(Items from an interface collection)
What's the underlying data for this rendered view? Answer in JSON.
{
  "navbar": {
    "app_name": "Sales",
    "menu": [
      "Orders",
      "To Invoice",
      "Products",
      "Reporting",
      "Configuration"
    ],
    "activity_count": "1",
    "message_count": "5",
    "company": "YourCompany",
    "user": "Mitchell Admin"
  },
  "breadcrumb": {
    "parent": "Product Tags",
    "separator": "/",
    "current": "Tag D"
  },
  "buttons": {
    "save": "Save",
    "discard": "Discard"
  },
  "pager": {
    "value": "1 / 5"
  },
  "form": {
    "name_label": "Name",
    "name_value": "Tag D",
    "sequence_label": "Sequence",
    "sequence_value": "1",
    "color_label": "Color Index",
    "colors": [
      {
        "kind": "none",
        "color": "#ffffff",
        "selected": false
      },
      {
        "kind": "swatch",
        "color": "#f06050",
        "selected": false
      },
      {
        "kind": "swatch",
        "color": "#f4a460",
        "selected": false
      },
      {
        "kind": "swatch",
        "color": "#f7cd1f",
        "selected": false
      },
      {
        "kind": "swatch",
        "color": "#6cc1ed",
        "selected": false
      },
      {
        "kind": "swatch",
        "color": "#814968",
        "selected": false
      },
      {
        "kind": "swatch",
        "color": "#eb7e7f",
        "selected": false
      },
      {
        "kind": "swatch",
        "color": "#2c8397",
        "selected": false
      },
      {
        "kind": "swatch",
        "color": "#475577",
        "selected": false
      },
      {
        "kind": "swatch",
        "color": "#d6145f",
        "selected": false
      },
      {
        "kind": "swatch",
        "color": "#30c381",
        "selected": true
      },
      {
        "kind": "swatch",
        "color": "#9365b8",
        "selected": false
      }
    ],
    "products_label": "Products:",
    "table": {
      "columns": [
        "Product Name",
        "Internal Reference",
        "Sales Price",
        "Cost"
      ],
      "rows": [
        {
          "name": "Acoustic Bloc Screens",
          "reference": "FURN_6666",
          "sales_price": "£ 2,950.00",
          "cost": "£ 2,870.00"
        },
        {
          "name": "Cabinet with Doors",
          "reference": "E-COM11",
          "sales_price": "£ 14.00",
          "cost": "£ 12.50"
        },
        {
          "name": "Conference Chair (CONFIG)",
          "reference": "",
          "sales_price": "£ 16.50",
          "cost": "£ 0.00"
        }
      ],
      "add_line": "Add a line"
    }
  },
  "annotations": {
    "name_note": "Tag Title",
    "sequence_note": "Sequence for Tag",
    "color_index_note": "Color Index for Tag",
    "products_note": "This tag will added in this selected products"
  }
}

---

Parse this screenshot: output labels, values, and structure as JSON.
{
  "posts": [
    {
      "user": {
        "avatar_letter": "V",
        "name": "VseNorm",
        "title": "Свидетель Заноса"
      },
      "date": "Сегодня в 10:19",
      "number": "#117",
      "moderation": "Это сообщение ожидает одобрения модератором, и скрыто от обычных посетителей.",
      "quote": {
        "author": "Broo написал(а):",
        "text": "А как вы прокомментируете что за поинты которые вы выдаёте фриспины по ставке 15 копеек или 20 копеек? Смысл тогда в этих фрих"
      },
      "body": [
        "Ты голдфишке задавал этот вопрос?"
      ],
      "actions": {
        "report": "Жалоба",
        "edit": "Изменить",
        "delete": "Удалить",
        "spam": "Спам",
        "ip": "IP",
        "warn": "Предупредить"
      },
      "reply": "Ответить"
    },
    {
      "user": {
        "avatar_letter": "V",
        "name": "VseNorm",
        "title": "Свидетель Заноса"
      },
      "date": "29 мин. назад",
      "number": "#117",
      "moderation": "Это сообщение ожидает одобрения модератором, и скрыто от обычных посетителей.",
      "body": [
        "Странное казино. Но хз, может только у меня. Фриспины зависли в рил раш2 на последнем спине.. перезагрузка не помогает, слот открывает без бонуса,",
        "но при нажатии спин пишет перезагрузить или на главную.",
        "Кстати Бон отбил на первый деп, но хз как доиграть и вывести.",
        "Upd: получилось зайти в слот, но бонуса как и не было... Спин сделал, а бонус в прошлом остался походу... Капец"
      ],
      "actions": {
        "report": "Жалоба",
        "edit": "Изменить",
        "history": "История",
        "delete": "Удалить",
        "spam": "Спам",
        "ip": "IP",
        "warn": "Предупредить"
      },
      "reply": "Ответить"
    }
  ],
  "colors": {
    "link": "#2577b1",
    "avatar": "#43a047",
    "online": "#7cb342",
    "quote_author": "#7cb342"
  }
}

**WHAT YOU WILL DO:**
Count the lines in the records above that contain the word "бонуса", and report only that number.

**SOLVED EXERCISE:**
2